With the blockchain, however, every step of the supply chain for food is traced digitally. Along the way, food products will be scanned and recorded, letting everyone involved authenticate the products. Processing plants can confirm they use fresh ingredients that are what they claim to be.
Distributors and retailers can then confirm the products they get are as advertised and safe to sell. Finally, consumers can confirm it is safe to eat their purchases and know exactly what they buy.
This same application of the blockchain can work for medication supply chains or anything else that people consume.
Real-World Applications of Blockchain in Supply Chains
There are already numerous real-world applications of blockchain technology in the supply chain today, many of which are in use or will soon be. One Australian automotive manufacturer pays suppliers using Bitcoin for direct, rapid payments with low fees.
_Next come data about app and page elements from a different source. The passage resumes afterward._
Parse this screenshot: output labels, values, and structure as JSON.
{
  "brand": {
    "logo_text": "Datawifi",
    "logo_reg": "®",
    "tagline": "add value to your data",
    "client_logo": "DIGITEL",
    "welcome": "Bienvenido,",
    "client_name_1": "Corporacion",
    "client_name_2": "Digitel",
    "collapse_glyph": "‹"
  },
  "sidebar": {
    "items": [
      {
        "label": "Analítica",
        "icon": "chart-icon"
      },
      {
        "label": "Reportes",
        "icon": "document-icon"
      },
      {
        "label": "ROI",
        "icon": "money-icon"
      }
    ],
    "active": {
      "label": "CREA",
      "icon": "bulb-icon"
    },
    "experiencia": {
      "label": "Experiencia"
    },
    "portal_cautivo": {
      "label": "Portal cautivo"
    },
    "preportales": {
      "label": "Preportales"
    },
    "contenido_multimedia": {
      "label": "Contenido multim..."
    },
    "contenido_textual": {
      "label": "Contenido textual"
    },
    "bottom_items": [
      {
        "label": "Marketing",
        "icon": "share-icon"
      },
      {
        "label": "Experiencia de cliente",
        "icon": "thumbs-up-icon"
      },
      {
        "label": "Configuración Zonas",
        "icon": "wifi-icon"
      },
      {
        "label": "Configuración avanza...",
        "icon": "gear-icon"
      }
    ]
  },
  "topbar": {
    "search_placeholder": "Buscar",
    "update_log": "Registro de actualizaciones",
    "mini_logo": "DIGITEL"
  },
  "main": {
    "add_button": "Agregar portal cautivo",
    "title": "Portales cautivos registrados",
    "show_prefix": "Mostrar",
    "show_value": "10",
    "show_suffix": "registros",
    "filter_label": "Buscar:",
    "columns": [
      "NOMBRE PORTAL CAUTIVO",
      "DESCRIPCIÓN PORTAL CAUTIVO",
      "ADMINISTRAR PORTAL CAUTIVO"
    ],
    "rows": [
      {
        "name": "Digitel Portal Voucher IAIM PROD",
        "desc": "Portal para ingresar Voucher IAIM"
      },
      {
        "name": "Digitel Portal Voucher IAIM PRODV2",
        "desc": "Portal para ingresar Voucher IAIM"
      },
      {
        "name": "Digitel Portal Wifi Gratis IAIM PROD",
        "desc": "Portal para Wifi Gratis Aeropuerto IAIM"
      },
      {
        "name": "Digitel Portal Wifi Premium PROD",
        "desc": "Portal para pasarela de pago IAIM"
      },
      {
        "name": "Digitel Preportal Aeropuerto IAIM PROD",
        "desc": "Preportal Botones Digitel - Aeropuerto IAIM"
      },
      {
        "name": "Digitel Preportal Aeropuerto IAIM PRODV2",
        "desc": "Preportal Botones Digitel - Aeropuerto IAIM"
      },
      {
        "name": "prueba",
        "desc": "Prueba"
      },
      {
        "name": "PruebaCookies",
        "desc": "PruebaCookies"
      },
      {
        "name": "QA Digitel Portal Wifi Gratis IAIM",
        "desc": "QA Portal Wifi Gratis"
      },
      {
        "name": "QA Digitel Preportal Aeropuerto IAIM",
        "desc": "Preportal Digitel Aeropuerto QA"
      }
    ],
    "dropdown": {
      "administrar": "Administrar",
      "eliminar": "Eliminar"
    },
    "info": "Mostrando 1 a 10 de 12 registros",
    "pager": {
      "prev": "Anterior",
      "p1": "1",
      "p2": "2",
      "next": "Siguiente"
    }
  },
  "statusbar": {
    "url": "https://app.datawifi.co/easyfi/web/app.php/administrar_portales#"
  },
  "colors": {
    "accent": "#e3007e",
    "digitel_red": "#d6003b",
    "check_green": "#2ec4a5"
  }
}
Using Bitcoin to pay third parties is a secure way to conduct business, and we’re sure to see more of this throughout the supply chain network.
Walmart uses the blockchain to track its pork sales within China so it is clear where each cut of meat comes from as well as information such as its sell-by, processing and storage dates. This way, if a recall becomes necessary, Walmart can see which batches were affected and where they were sold.
Systems are already in the early steps of monitoring pharmaceutical and food products that require cold storage. Sensors record vibration, humidity, and temperature, storing the information on the supply chain to guarantee product safety for consumption.
Another excellent use case of blockchain technology at work in real-time is IBM Blockchain. The tech giant uses blockchain to optimize their business transactions and trading relationships both in America and worldwide with the peace of mind knowing that data and essential information is secure. IBM’s use of blockchain is another testament to how major corporations are benefitting from using digital ledgers and are able to make vast improvements to their management systems.
As with many other areas of business, blockchain technologies are poised to revolutionize the way that supply chains function. By taking advantage of the blockchain, companies can delivery transparency in the supply chain, have more faith in their ability to keep up-to-date records, enjoy a scalable solution, appreciate the enhanced security and see numerous real-world applications.
Numerous major companies already use the blockchain in their supply chains, and other businesses have sprung up providing these same services to businesses of all sizes. The connections between supply chains and the blockchain, as well as the use cases, will likely continue to expand in the coming years.